Task = Copy each line of the records that contains the word "size".

Excerpts from an interface dataset =
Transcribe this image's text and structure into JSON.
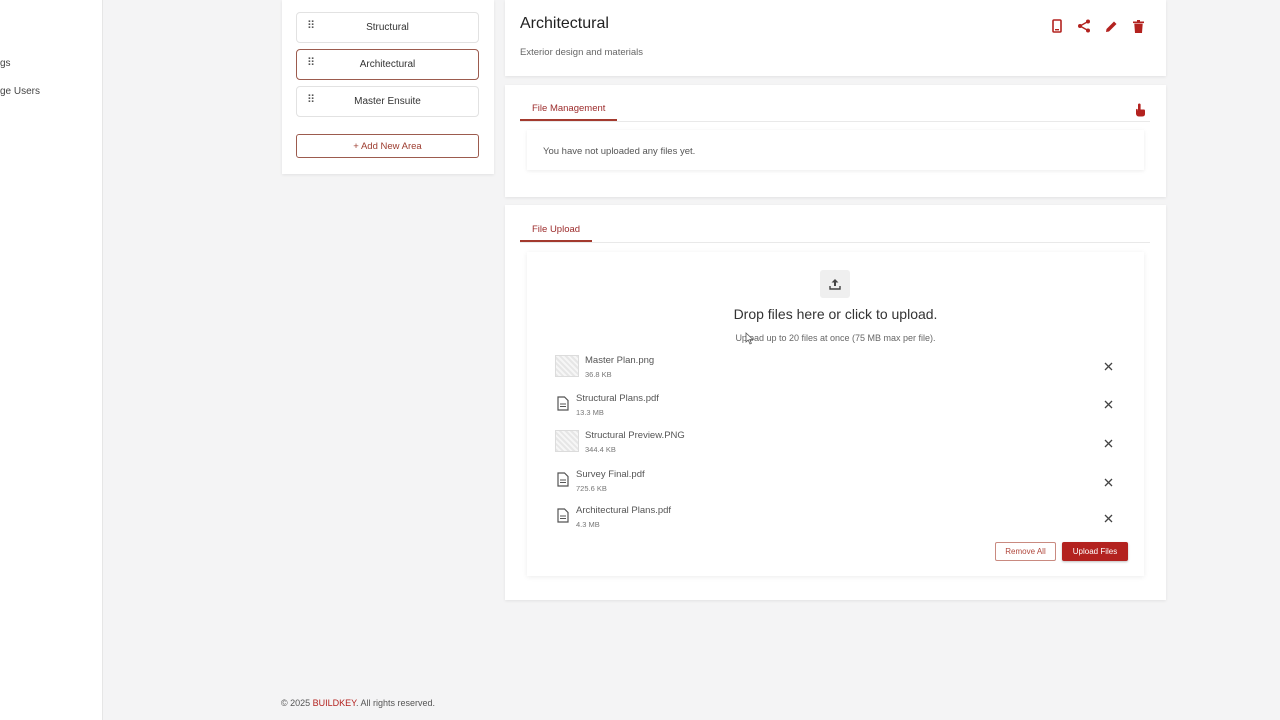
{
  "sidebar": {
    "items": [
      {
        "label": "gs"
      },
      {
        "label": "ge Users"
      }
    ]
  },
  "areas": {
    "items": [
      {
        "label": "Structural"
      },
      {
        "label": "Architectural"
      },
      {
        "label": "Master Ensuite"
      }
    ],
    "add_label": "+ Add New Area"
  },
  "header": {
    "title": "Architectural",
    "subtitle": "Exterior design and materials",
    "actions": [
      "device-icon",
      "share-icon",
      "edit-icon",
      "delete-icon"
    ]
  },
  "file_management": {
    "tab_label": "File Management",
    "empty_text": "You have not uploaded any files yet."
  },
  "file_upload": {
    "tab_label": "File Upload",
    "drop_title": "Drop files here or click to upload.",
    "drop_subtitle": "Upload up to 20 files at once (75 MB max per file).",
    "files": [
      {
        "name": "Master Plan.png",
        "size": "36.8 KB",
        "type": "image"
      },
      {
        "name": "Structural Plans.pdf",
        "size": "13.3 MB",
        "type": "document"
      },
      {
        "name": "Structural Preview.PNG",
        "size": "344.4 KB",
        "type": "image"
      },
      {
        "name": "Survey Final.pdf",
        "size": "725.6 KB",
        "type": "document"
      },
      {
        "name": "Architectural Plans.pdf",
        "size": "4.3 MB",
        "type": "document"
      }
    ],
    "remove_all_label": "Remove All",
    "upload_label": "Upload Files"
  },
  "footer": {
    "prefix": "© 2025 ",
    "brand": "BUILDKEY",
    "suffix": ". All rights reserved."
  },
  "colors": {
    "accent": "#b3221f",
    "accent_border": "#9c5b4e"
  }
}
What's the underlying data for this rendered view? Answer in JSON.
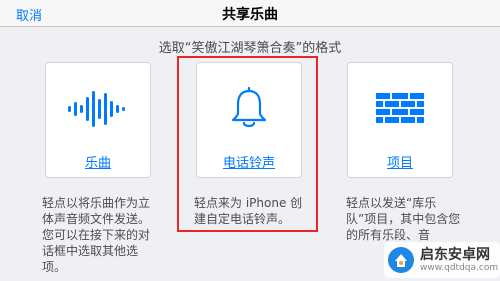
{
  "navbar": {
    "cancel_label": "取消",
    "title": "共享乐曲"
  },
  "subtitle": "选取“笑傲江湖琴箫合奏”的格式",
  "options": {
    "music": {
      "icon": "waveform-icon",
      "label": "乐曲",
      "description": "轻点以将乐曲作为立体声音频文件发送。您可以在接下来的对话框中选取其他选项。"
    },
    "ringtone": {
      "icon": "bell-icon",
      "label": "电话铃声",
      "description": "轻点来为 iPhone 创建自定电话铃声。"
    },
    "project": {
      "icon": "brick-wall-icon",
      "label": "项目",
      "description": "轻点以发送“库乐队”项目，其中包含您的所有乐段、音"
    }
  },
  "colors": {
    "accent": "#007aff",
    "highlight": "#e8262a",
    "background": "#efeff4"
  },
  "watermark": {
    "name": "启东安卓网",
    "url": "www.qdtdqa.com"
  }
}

Solved problem =
        "size": "36.8 KB",
        "size": "13.3 MB",
        "size": "344.4 KB",
        "size": "725.6 KB",
        "size": "4.3 MB",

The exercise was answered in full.